Kallmann syndrome is a type of hypogonadotropic hypogonadism, associated with hyposmia or anosmia (reduced or absent sense of smell). A normal to low serum concentration of LH and FSH in the presence of low concentrations of the sex steroids and absence of any other hypothalamic or pituitary abnormalities is indicative of Kallmann syndrome.
The genetic defect involved in KAL1 is of the Kallmann Syndrome Interval Gene 1 (KALG1 or KAL1) gene on the X chromosome.
Abujbara et al. (2004) identified and studied a total of 32 patients (age of presentation: 4 to 46-years) with Kallmann syndrome, belonging to 12 different Jordanian and Palestinian families, over a period of 5-years. In two additional families, the X-linked mode of inheritance was shown to be most likely, since the affected males showed synkinesia with a negative family history.
In the older sister of a sib pair with complete androgen insensitivity, Gannagé-Yared et al. (2005) identified KS, together with synkinesia and multiple skeletal abnormalities.

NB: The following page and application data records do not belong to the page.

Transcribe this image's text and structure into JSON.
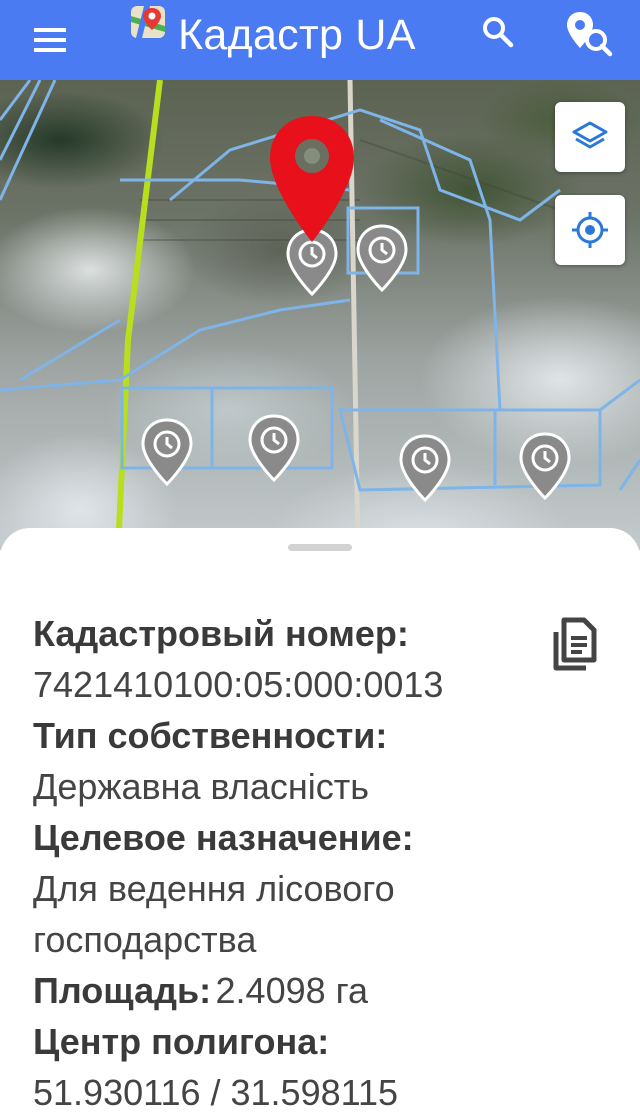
{
  "appbar": {
    "title": "Кадастр UA",
    "menu_icon": "menu-icon",
    "logo_icon": "map-logo-icon",
    "search_icon": "search-icon",
    "geo_search_icon": "location-search-icon",
    "color": "#4a7bf2"
  },
  "map": {
    "layers_icon": "layers-icon",
    "locate_icon": "crosshair-icon",
    "selected_marker_color": "#e8111b",
    "history_marker_color": "#8a8a8a",
    "parcel_outline_color": "#7fb4e8",
    "boundary_line_color": "#b8df1e"
  },
  "parcel": {
    "cadastral_label": "Кадастровый номер:",
    "cadastral_value": "7421410100:05:000:0013",
    "ownership_label": "Тип собственности:",
    "ownership_value": "Державна власність",
    "purpose_label": "Целевое назначение:",
    "purpose_value": "Для ведення лісового господарства",
    "area_label": "Площадь:",
    "area_value": "2.4098 га",
    "center_label": "Центр полигона:",
    "center_value": "51.930116 / 31.598115",
    "copy_icon": "document-icon"
  }
}
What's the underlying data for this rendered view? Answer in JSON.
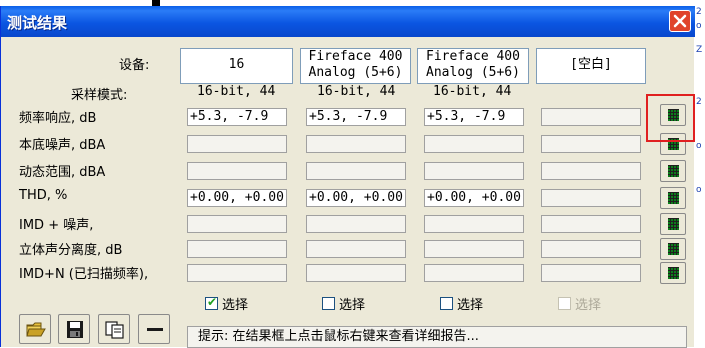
{
  "window": {
    "title": "测试结果"
  },
  "labels": {
    "devices": "设备:",
    "sampling": "采样模式:",
    "rows": [
      "频率响应, dB",
      "本底噪声, dBA",
      "动态范围, dBA",
      "THD, %",
      "IMD + 噪声,",
      "立体声分离度, dB",
      "IMD+N (已扫描频率),"
    ]
  },
  "devices": [
    {
      "line1": "16",
      "line2": ""
    },
    {
      "line1": "Fireface 400",
      "line2": "Analog (5+6)"
    },
    {
      "line1": "Fireface 400",
      "line2": "Analog (5+6)"
    },
    {
      "line1": "[空白]",
      "line2": ""
    }
  ],
  "sampling_modes": [
    "16-bit, 44",
    "16-bit, 44",
    "16-bit, 44",
    ""
  ],
  "results": [
    [
      "+5.3, -7.9",
      "+5.3, -7.9",
      "+5.3, -7.9",
      ""
    ],
    [
      "",
      "",
      "",
      ""
    ],
    [
      "",
      "",
      "",
      ""
    ],
    [
      "+0.00, +0.00",
      "+0.00, +0.00",
      "+0.00, +0.00",
      ""
    ],
    [
      "",
      "",
      "",
      ""
    ],
    [
      "",
      "",
      "",
      ""
    ],
    [
      "",
      "",
      "",
      ""
    ]
  ],
  "row_buttons": [
    "graph-icon",
    "graph-icon",
    "graph-icon",
    "graph-icon",
    "graph-icon",
    "graph-icon",
    "graph-icon"
  ],
  "select_checkboxes": [
    {
      "label": "选择",
      "checked": true,
      "enabled": true
    },
    {
      "label": "选择",
      "checked": false,
      "enabled": true
    },
    {
      "label": "选择",
      "checked": false,
      "enabled": true
    },
    {
      "label": "选择",
      "checked": false,
      "enabled": false
    }
  ],
  "toolbar": [
    "open-folder-icon",
    "save-icon",
    "copy-icon",
    "minus-icon"
  ],
  "hint": "提示: 在结果框上点击鼠标右键来查看详细报告...",
  "colors": {
    "titlebar": "#0a5fe8",
    "close": "#e0432b",
    "highlight": "#e02020",
    "dialog_bg": "#ece9d8"
  }
}
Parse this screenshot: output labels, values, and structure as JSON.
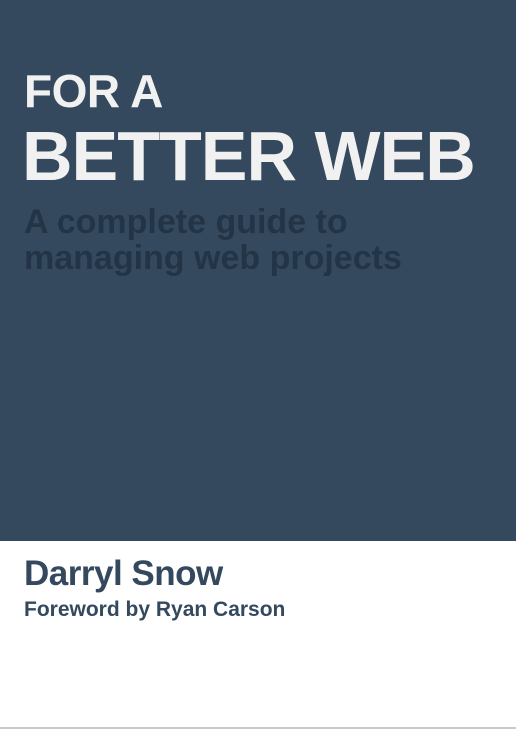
{
  "cover": {
    "title_line_1": "FOR A",
    "title_line_2": "BETTER WEB",
    "subtitle_line_1": "A complete guide to",
    "subtitle_line_2": "managing web projects",
    "author": "Darryl Snow",
    "foreword": "Foreword by Ryan Carson"
  },
  "colors": {
    "panel_background": "#34495e",
    "title_text": "#f1f1f1",
    "subtitle_text": "#233446",
    "author_text": "#34495e",
    "page_background": "#ffffff"
  }
}
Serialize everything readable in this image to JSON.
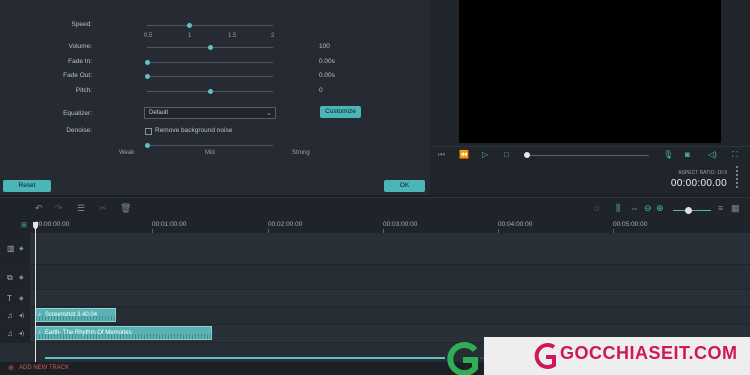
{
  "audio": {
    "speed": {
      "label": "Speed:",
      "ticks": [
        "0.5",
        "1",
        "1.5",
        "2"
      ]
    },
    "volume": {
      "label": "Volume:",
      "value": "100"
    },
    "fade_in": {
      "label": "Fade In:",
      "value": "0.00s"
    },
    "fade_out": {
      "label": "Fade Out:",
      "value": "0.00s"
    },
    "pitch": {
      "label": "Pitch:",
      "value": "0"
    },
    "equalizer": {
      "label": "Equalizer:",
      "selected": "Default",
      "customize_label": "Customize"
    },
    "denoise": {
      "label": "Denoise:",
      "checkbox_label": "Remove background noise",
      "levels": [
        "Weak",
        "Mid",
        "Strong"
      ]
    },
    "reset_label": "Reset",
    "ok_label": "OK"
  },
  "preview": {
    "aspect_ratio_label": "ASPECT RATIO: 16:9",
    "timecode": "00:00:00.00"
  },
  "ruler": {
    "ticks": [
      "00:00:00:00",
      "00:01:00:00",
      "00:02:00:00",
      "00:03:00:00",
      "00:04:00:00",
      "00:05:00:00"
    ]
  },
  "tracks": {
    "clips": [
      {
        "name": "Screenshot 3.40.04"
      },
      {
        "name": "Earth- The Rhythm Of Memories"
      }
    ]
  },
  "footer": {
    "add_track_label": "ADD NEW TRACK"
  },
  "watermark": {
    "text": "GOCCHIASEIT.COM"
  },
  "colors": {
    "accent": "#4bb5b8",
    "background": "#1b2027",
    "panel": "#262b33",
    "danger": "#d6584e",
    "watermark": "#d0175c"
  }
}
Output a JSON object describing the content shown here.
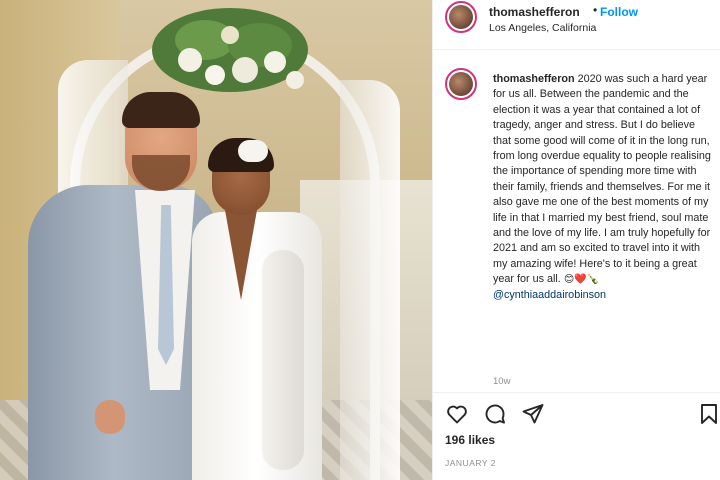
{
  "post": {
    "username": "thomashefferon",
    "follow_label": "Follow",
    "dot": "•",
    "location": "Los Angeles, California",
    "caption_username": "thomashefferon",
    "caption_text": " 2020 was such a hard year for us all. Between the pandemic and the election it was a year that contained a lot of tragedy, anger and stress. But I do believe that some good will come of it in the long run, from long overdue equality to people realising the importance of spending more time with their family, friends and themselves. For me it also gave me one of the best moments of my life in that I married my best friend, soul mate and the love of my life. I am truly hopefully for 2021 and am so excited to travel into it with my amazing wife! Here's to it being a great year for us all. ",
    "caption_emojis": "😊❤️🍾",
    "caption_mention": "@cynthiaaddairobinson",
    "time_ago": "10w",
    "likes": "196 likes",
    "date": "JANUARY 2"
  },
  "icons": {
    "like": "heart-icon",
    "comment": "comment-icon",
    "share": "paper-plane-icon",
    "save": "bookmark-icon"
  },
  "colors": {
    "follow_blue": "#0095f6",
    "mention_blue": "#00376b",
    "story_ring": "#d0337a",
    "muted_gray": "#8e8e8e"
  }
}
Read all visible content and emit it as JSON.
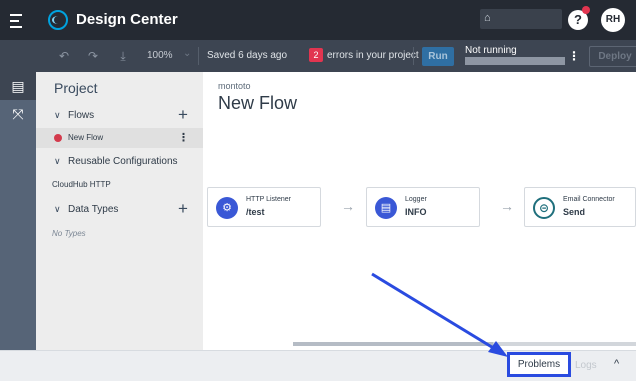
{
  "app": {
    "title": "Design Center"
  },
  "header": {
    "help_label": "?",
    "avatar_initials": "RH",
    "user_icon": "org-icon"
  },
  "toolbar": {
    "undo_icon": "undo-icon",
    "redo_icon": "redo-icon",
    "save_icon": "save-icon",
    "zoom": "100%",
    "saved_text": "Saved 6 days ago",
    "errors_count": "2",
    "errors_text": "errors in your project",
    "run_label": "Run",
    "status_text": "Not running",
    "more_icon": "kebab-icon",
    "deploy_label": "Deploy"
  },
  "rail": {
    "items": [
      {
        "icon": "document-icon",
        "glyph": "▤"
      },
      {
        "icon": "graph-icon",
        "glyph": "⤧"
      }
    ]
  },
  "project": {
    "title": "Project",
    "flows_label": "Flows",
    "flows_add": "+",
    "flow_items": [
      {
        "label": "New Flow",
        "status_color": "#d33a4c"
      }
    ],
    "reusable_label": "Reusable Configurations",
    "config_items": [
      "CloudHub HTTP"
    ],
    "datatypes_label": "Data Types",
    "datatypes_add": "+",
    "no_types": "No Types"
  },
  "canvas": {
    "breadcrumb": "montoto",
    "title": "New Flow",
    "nodes": [
      {
        "title": "HTTP Listener",
        "subtitle": "/test",
        "icon": "http-listener-icon",
        "glyph": "⚙"
      },
      {
        "title": "Logger",
        "subtitle": "INFO",
        "icon": "logger-icon",
        "glyph": "▤"
      },
      {
        "title": "Email Connector",
        "subtitle": "Send",
        "icon": "email-connector-icon",
        "glyph": "⊝"
      }
    ],
    "arrow_glyph": "→"
  },
  "bottom": {
    "problems_label": "Problems",
    "logs_label": "Logs",
    "collapse_glyph": "^"
  },
  "colors": {
    "topbar": "#252a33",
    "toolbar": "#3d4552",
    "rail": "#566477",
    "accent": "#2a4be0",
    "error": "#e23550"
  }
}
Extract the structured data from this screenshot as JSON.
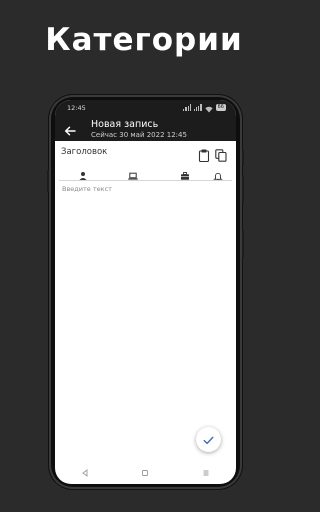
{
  "promo": {
    "title": "Категории"
  },
  "status_bar": {
    "time": "12:45",
    "battery": "66"
  },
  "app_bar": {
    "title": "Новая запись",
    "subtitle": "Сейчас 30 май 2022  12:45"
  },
  "editor": {
    "heading_placeholder": "Заголовок",
    "text_placeholder": "Введите текст"
  },
  "categories": [
    {
      "icon": "person-icon"
    },
    {
      "icon": "laptop-icon"
    },
    {
      "icon": "briefcase-icon"
    },
    {
      "icon": "bell-icon"
    }
  ],
  "colors": {
    "background": "#2b2b2b",
    "app_bar": "#1c1c1c",
    "accent": "#3d6fb0"
  }
}
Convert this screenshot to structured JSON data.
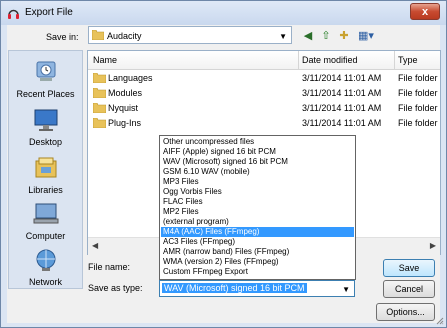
{
  "window": {
    "title": "Export File",
    "close_label": "x"
  },
  "save_in": {
    "label": "Save in:",
    "value": "Audacity"
  },
  "places": [
    {
      "label": "Recent Places",
      "icon": "recent-places-icon"
    },
    {
      "label": "Desktop",
      "icon": "desktop-icon"
    },
    {
      "label": "Libraries",
      "icon": "libraries-icon"
    },
    {
      "label": "Computer",
      "icon": "computer-icon"
    },
    {
      "label": "Network",
      "icon": "network-icon"
    }
  ],
  "columns": {
    "name": "Name",
    "date": "Date modified",
    "type": "Type"
  },
  "files": [
    {
      "name": "Languages",
      "date": "3/11/2014 11:01 AM",
      "type": "File folder"
    },
    {
      "name": "Modules",
      "date": "3/11/2014 11:01 AM",
      "type": "File folder"
    },
    {
      "name": "Nyquist",
      "date": "3/11/2014 11:01 AM",
      "type": "File folder"
    },
    {
      "name": "Plug-Ins",
      "date": "3/11/2014 11:01 AM",
      "type": "File folder"
    }
  ],
  "file_name": {
    "label": "File name:",
    "value": ""
  },
  "save_as_type": {
    "label": "Save as type:",
    "value": "WAV (Microsoft) signed 16 bit PCM",
    "options": [
      "Other uncompressed files",
      "AIFF (Apple) signed 16 bit PCM",
      "WAV (Microsoft) signed 16 bit PCM",
      "GSM 6.10 WAV (mobile)",
      "MP3 Files",
      "Ogg Vorbis Files",
      "FLAC Files",
      "MP2 Files",
      "(external program)",
      "M4A (AAC) Files (FFmpeg)",
      "AC3 Files (FFmpeg)",
      "AMR (narrow band) Files (FFmpeg)",
      "WMA (version 2) Files (FFmpeg)",
      "Custom FFmpeg Export"
    ],
    "highlighted_index": 9
  },
  "buttons": {
    "save": "Save",
    "cancel": "Cancel",
    "options": "Options..."
  },
  "toolbar": {
    "back": "◀",
    "up": "⇧",
    "new_folder": "✚",
    "views": "▦▾"
  },
  "colors": {
    "selection": "#3399ff",
    "folder": "#e8c25a"
  }
}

Nabbout et al. (2009) reported the unusual case of an 18-year-old patient diagnosed with the coexistence of two X-linked inherited disorders, X-linked hypophosphatemic rickets (XLH) and Kallmann syndrome.
[See: Jordan > Abujbara et al., 2004]